__THE PROBLEM__. Count lines, not occurrences: report how many lines in the records hold the string "진짜후기", and nothing else.
───── MATERIAL SHOWN
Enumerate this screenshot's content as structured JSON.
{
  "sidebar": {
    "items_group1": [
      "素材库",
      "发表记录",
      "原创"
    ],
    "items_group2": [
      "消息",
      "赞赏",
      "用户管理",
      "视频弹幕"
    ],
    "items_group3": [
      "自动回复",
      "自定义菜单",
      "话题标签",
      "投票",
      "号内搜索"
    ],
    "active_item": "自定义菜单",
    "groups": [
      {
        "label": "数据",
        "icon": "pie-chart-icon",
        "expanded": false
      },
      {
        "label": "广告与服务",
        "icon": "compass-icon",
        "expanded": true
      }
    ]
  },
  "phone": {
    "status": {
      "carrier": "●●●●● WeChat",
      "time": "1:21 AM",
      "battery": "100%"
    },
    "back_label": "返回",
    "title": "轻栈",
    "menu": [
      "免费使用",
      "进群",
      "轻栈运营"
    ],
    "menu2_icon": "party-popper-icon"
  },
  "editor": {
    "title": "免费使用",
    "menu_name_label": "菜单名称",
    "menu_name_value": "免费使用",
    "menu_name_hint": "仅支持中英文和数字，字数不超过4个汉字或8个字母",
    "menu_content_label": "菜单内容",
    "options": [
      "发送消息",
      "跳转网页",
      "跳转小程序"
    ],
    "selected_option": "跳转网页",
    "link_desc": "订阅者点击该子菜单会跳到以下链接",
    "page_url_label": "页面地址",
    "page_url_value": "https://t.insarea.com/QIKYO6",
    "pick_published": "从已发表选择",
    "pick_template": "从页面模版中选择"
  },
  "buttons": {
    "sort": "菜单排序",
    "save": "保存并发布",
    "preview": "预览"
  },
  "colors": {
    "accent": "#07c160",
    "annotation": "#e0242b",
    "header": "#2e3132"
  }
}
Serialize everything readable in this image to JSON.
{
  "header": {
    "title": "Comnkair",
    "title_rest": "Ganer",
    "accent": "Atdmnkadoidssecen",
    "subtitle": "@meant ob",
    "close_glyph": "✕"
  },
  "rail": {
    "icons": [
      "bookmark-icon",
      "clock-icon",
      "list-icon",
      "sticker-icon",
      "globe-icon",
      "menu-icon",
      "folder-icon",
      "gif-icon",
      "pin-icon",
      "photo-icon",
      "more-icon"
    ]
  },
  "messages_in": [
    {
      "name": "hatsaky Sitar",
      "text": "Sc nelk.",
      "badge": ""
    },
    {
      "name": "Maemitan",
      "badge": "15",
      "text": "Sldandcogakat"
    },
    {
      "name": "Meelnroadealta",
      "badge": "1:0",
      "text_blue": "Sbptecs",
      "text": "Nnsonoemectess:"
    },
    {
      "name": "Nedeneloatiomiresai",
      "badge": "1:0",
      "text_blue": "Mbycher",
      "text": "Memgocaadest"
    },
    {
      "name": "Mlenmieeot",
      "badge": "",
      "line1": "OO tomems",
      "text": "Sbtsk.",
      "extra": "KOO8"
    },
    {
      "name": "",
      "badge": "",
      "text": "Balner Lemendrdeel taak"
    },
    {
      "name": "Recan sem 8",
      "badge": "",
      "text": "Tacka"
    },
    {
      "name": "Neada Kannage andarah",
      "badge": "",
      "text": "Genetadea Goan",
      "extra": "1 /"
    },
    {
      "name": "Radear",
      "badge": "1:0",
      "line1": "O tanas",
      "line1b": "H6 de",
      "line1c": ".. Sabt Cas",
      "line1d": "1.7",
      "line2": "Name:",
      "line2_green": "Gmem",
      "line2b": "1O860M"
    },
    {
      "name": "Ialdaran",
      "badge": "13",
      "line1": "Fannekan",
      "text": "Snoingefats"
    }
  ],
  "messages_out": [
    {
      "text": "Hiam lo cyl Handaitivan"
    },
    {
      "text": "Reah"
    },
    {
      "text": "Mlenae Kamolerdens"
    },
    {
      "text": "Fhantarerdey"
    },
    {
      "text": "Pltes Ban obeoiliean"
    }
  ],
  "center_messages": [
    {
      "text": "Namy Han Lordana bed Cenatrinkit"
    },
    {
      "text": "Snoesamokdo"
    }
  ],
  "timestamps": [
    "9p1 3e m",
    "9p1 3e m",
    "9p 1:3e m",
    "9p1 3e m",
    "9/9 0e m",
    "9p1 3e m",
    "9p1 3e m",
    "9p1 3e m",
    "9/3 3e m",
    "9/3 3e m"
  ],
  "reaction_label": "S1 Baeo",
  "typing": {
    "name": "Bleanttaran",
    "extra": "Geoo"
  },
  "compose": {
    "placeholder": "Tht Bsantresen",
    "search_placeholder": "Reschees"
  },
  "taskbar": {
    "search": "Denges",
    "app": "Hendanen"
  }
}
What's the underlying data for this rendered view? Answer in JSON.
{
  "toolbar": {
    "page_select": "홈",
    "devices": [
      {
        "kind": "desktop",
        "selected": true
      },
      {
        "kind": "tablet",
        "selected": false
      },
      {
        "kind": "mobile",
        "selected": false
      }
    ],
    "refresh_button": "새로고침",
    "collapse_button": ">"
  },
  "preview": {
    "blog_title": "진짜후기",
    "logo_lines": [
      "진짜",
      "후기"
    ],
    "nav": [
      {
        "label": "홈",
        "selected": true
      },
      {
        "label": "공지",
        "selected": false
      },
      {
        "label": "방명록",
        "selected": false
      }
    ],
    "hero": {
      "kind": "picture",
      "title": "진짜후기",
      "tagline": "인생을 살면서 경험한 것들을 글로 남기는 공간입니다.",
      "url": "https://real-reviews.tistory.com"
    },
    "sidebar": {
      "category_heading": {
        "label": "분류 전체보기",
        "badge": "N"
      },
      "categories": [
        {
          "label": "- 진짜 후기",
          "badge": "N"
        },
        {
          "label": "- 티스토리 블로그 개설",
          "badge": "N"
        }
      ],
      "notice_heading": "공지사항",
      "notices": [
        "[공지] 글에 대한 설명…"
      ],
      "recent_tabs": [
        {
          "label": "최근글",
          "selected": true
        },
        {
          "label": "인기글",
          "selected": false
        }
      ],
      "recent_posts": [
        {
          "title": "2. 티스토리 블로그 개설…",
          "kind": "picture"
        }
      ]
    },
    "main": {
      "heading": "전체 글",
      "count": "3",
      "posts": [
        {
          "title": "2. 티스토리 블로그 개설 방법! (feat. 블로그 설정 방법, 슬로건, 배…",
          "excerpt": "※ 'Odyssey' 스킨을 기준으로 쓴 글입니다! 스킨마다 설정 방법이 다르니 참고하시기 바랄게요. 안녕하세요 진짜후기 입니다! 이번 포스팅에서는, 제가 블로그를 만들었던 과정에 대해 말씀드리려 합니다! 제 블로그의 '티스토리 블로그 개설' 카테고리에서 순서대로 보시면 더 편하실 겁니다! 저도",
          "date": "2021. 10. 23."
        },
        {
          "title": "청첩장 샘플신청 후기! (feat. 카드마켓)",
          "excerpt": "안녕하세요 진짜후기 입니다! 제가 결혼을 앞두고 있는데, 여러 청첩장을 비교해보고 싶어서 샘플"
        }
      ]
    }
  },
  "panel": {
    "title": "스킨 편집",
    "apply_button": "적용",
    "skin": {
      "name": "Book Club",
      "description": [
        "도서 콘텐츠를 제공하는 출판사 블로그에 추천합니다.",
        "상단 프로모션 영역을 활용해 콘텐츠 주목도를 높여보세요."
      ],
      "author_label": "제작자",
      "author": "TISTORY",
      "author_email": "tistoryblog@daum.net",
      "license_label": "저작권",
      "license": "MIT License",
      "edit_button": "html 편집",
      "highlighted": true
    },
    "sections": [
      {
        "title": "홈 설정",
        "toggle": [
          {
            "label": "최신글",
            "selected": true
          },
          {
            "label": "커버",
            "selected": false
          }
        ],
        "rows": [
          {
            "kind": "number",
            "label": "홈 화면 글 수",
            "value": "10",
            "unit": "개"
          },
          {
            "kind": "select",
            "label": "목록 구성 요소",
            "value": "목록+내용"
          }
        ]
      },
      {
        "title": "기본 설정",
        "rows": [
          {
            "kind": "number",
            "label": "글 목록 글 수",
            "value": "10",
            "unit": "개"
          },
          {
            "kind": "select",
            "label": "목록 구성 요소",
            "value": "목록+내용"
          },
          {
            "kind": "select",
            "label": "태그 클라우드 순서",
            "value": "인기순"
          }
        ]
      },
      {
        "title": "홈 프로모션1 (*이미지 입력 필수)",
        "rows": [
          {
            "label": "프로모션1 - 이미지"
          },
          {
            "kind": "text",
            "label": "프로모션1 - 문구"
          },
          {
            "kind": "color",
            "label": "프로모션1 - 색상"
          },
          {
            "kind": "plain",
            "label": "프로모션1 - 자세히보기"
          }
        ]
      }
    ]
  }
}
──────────
__OUTPUT FOR THIS TASK__. 4